Most test prep companies offer multiple iterations of the test to familiarize students with the styles and types of questions they will encounter on the version that appears when they open the booklet on test day.  Take as many as you can find online or in your prep materials.

Do you have a strategy for scheduling test prep and examination dates?  Let me help you create a time timeline that fits your personal schedule yet leaves time to re-take the SAT or ACT before the scores must be on the admissions officeer’s desk.  stephanie@accessguidance.com, 610-212-6679


Top Test Taking Strategies For ACT or SAT

Test day is full of anxiety but here are a few things you can do as you prepare and on test day, too.

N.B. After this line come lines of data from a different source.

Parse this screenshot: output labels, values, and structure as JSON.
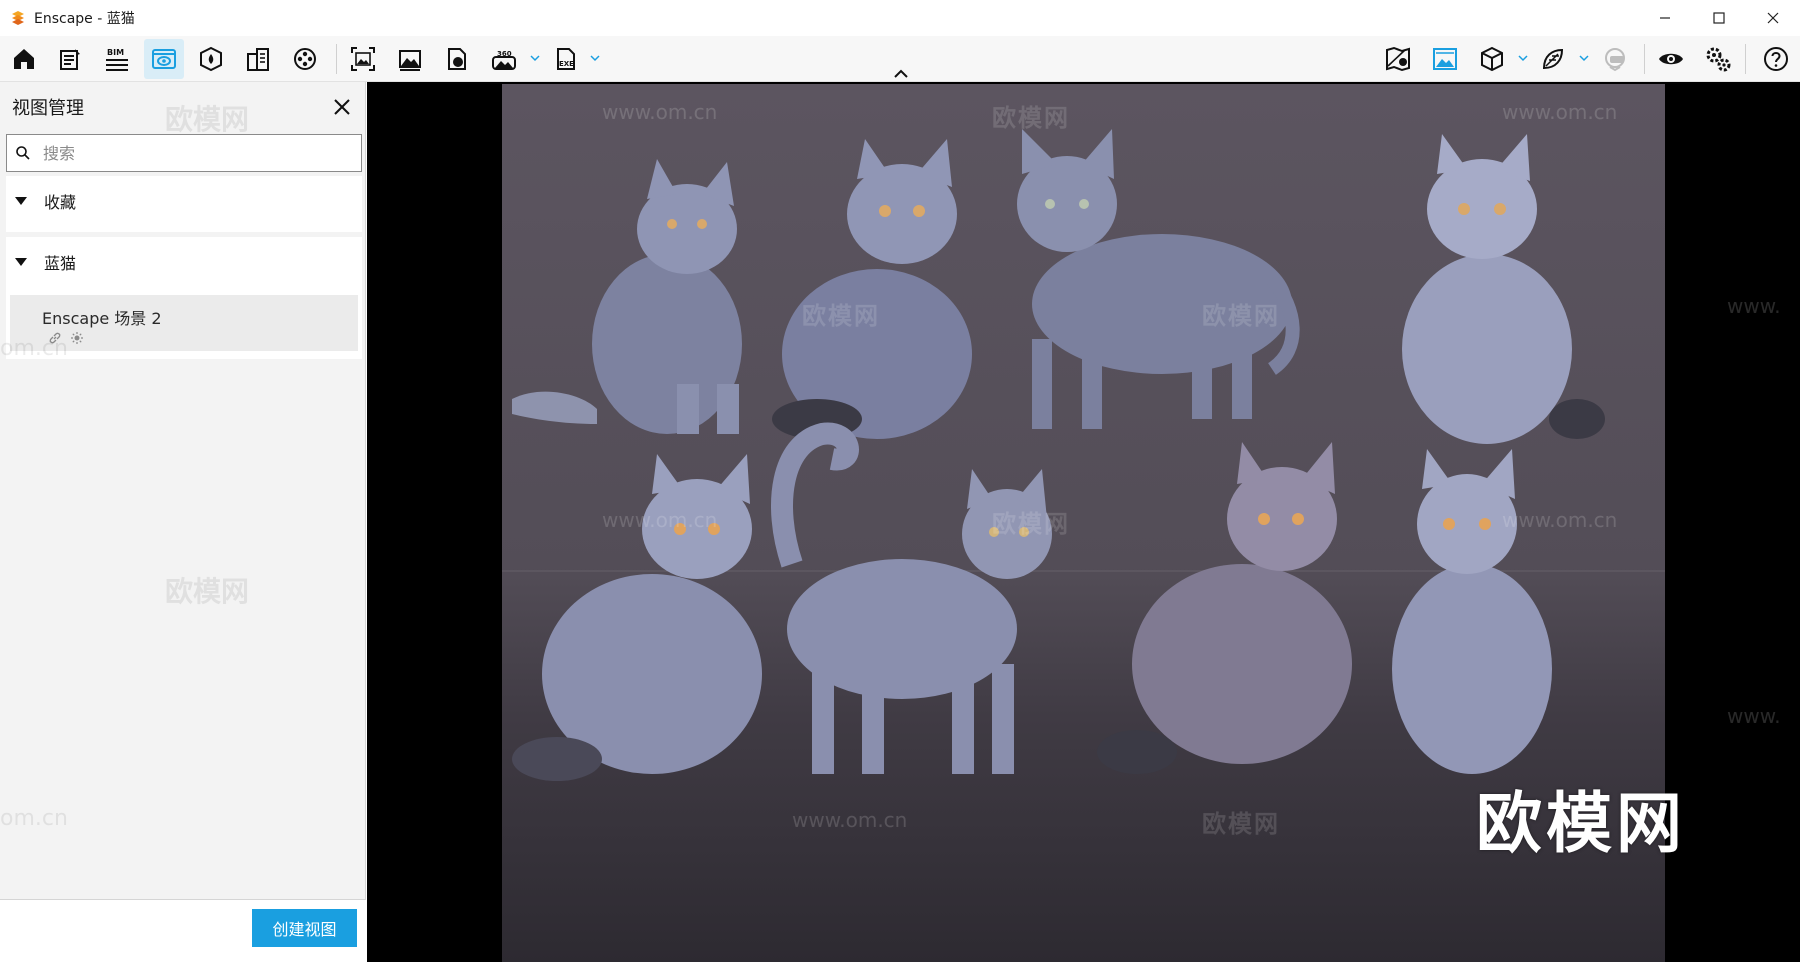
{
  "window": {
    "title": "Enscape - 蓝猫",
    "controls": [
      "minimize-icon",
      "maximize-icon",
      "close-icon"
    ]
  },
  "toolbar": {
    "left_icons": [
      "home-icon",
      "notes-icon",
      "bim-icon",
      "view-management-icon",
      "asset-library-icon",
      "buildings-icon",
      "video-editor-icon",
      "screenshot-icon",
      "batch-render-icon",
      "web-standalone-icon",
      "panorama-360-icon",
      "exe-export-icon"
    ],
    "bim_label": "BIM",
    "pano_label": "360",
    "exe_label": "EXE",
    "right_icons": [
      "map-icon",
      "image-view-icon",
      "cube-icon",
      "material-icon",
      "vr-headset-icon",
      "visual-settings-icon",
      "settings-icon",
      "help-icon"
    ],
    "active": "view-management-icon",
    "accent": "#1a9fe0"
  },
  "panel": {
    "title": "视图管理",
    "search_placeholder": "搜索",
    "sections": [
      {
        "label": "收藏",
        "expanded": true,
        "items": []
      },
      {
        "label": "蓝猫",
        "expanded": true,
        "items": [
          {
            "name": "Enscape 场景 2",
            "icons": [
              "link-icon",
              "sun-icon"
            ]
          }
        ]
      }
    ],
    "create_button": "创建视图"
  },
  "viewport": {
    "watermark_cn": "欧模网",
    "watermark_url": "www.om.cn",
    "side_url_fragment": "om.cn",
    "side_url_prefix": "www.",
    "logo": "欧模网"
  }
}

1. Write on the test booklet (or practice test).  You can work math problems on the booklet, underline points the you want to refer to as you  answer the questions.  Make notes of anything that will help you on the questions.

2. Each question is worth the same one point: the easy questions and the hard ones.  Read through the section, doing the questions you can answer as you go and saving the others to work on later.  Mark the questions you skip and go back through and work on the marked questions.  If time remains, guess on questions that you couldn’t answer on the second pass: there is no penalty for guessing.

3. Use your calculator as needed and permitted.  Calculators can save you time and help you choose an answer.

4. There as several types of questions on both the ACT and SAT.  Be sure you can identify each type and the answer choice that each requires.  Pay attention to the types of questions that appear most frequently on the practice tests.

5. Using these strategies as you prep for your test will increase your comfort and make the process almost automatic.  The more familiar you are, the faster you will be able to go through all of the questions.

Good luck!

Lets talk about a testing schedule and strategies for using your scores to best advantage. stephanie@accessguidance.com or 610-212-6679.




Test Day Tips for SAT and ACT

Relax.  Let The Zen Take Over
Relax. Let The Zen Take Over

Everyone is nervous on test day, anticipating long hours and head-scratching test questions.  Trust that your test prep has gotten you ready for the challenge and relax into an easy rhythm.


Colleges know  your scores are just numbers that don’t define who you are or what your future holds.  At best, standardized tests  show your problem solving abilities and how you work under pressure.  If you don’t have high marks in either of these yet, you have a long time to learn them.

Find out how your colleges view your test scores.  Text or call Stephanie at Access College and Career Consultants at 610-212-6679.  This is just one of our services for students who want personalized, comprehensive college planning.